## TASK REQUIREMENTS
The records below must be copied in full, exactly as they read.

## RECORDS TO PROCESS
################
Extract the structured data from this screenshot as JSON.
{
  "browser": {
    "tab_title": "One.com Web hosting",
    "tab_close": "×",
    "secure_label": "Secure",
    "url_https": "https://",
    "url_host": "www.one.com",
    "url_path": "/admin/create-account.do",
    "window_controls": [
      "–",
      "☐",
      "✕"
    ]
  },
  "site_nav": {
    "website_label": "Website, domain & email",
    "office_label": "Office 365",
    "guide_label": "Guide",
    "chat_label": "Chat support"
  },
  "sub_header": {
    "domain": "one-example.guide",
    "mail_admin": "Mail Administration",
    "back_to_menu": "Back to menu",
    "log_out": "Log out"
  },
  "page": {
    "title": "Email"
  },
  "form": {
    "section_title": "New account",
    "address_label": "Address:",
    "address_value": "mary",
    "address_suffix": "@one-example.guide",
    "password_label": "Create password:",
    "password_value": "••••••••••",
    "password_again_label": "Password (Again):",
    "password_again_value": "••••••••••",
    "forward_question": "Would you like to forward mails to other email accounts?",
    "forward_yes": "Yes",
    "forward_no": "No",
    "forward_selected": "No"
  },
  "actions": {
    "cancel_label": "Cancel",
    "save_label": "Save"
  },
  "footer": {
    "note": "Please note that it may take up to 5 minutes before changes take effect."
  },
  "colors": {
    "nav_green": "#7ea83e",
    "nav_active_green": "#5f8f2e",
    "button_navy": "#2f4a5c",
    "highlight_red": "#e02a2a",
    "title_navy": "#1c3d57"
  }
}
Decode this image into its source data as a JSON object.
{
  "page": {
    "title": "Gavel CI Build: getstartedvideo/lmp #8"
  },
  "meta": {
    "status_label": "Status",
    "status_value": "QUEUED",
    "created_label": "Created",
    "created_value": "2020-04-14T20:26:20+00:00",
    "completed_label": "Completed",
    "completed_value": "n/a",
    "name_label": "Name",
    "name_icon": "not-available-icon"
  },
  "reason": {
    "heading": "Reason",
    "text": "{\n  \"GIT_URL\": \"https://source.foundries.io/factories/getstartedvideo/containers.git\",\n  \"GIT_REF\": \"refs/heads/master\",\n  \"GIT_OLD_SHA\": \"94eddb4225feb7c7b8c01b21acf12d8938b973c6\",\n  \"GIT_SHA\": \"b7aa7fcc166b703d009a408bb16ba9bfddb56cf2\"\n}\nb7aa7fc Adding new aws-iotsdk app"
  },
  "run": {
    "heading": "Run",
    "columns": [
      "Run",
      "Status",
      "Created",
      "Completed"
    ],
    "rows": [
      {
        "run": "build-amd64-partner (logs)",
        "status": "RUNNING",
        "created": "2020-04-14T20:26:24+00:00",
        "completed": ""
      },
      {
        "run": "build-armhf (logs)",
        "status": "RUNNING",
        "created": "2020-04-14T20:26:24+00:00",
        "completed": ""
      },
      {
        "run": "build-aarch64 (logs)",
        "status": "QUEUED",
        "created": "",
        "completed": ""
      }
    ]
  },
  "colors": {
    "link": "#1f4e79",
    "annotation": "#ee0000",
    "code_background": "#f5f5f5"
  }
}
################
## SOLUTION FOR THIS PROBLEM
Extract the structured data from this screenshot as JSON.
{
  "browser": {
    "tab_title": "One.com Web hosting",
    "tab_close": "×",
    "secure_label": "Secure",
    "url_https": "https://",
    "url_host": "www.one.com",
    "url_path": "/admin/create-account.do",
    "window_controls": [
      "–",
      "☐",
      "✕"
    ]
  },
  "site_nav": {
    "website_label": "Website, domain & email",
    "office_label": "Office 365",
    "guide_label": "Guide",
    "chat_label": "Chat support"
  },
  "sub_header": {
    "domain": "one-example.guide",
    "mail_admin": "Mail Administration",
    "back_to_menu": "Back to menu",
    "log_out": "Log out"
  },
  "page": {
    "title": "Email"
  },
  "form": {
    "section_title": "New account",
    "address_label": "Address:",
    "address_value": "mary",
    "address_suffix": "@one-example.guide",
    "password_label": "Create password:",
    "password_value": "••••••••••",
    "password_again_label": "Password (Again):",
    "password_again_value": "••••••••••",
    "forward_question": "Would you like to forward mails to other email accounts?",
    "forward_yes": "Yes",
    "forward_no": "No",
    "forward_selected": "No"
  },
  "actions": {
    "cancel_label": "Cancel",
    "save_label": "Save"
  },
  "footer": {
    "note": "Please note that it may take up to 5 minutes before changes take effect."
  },
  "colors": {
    "nav_green": "#7ea83e",
    "nav_active_green": "#5f8f2e",
    "button_navy": "#2f4a5c",
    "highlight_red": "#e02a2a",
    "title_navy": "#1c3d57"
  }
}
Decode this image into its source data as a JSON object.
{
  "page": {
    "title": "Gavel CI Build: getstartedvideo/lmp #8"
  },
  "meta": {
    "status_label": "Status",
    "status_value": "QUEUED",
    "created_label": "Created",
    "created_value": "2020-04-14T20:26:20+00:00",
    "completed_label": "Completed",
    "completed_value": "n/a",
    "name_label": "Name",
    "name_icon": "not-available-icon"
  },
  "reason": {
    "heading": "Reason",
    "text": "{\n  \"GIT_URL\": \"https://source.foundries.io/factories/getstartedvideo/containers.git\",\n  \"GIT_REF\": \"refs/heads/master\",\n  \"GIT_OLD_SHA\": \"94eddb4225feb7c7b8c01b21acf12d8938b973c6\",\n  \"GIT_SHA\": \"b7aa7fcc166b703d009a408bb16ba9bfddb56cf2\"\n}\nb7aa7fc Adding new aws-iotsdk app"
  },
  "run": {
    "heading": "Run",
    "columns": [
      "Run",
      "Status",
      "Created",
      "Completed"
    ],
    "rows": [
      {
        "run": "build-amd64-partner (logs)",
        "status": "RUNNING",
        "created": "2020-04-14T20:26:24+00:00",
        "completed": ""
      },
      {
        "run": "build-armhf (logs)",
        "status": "RUNNING",
        "created": "2020-04-14T20:26:24+00:00",
        "completed": ""
      },
      {
        "run": "build-aarch64 (logs)",
        "status": "QUEUED",
        "created": "",
        "completed": ""
      }
    ]
  },
  "colors": {
    "link": "#1f4e79",
    "annotation": "#ee0000",
    "code_background": "#f5f5f5"
  }
}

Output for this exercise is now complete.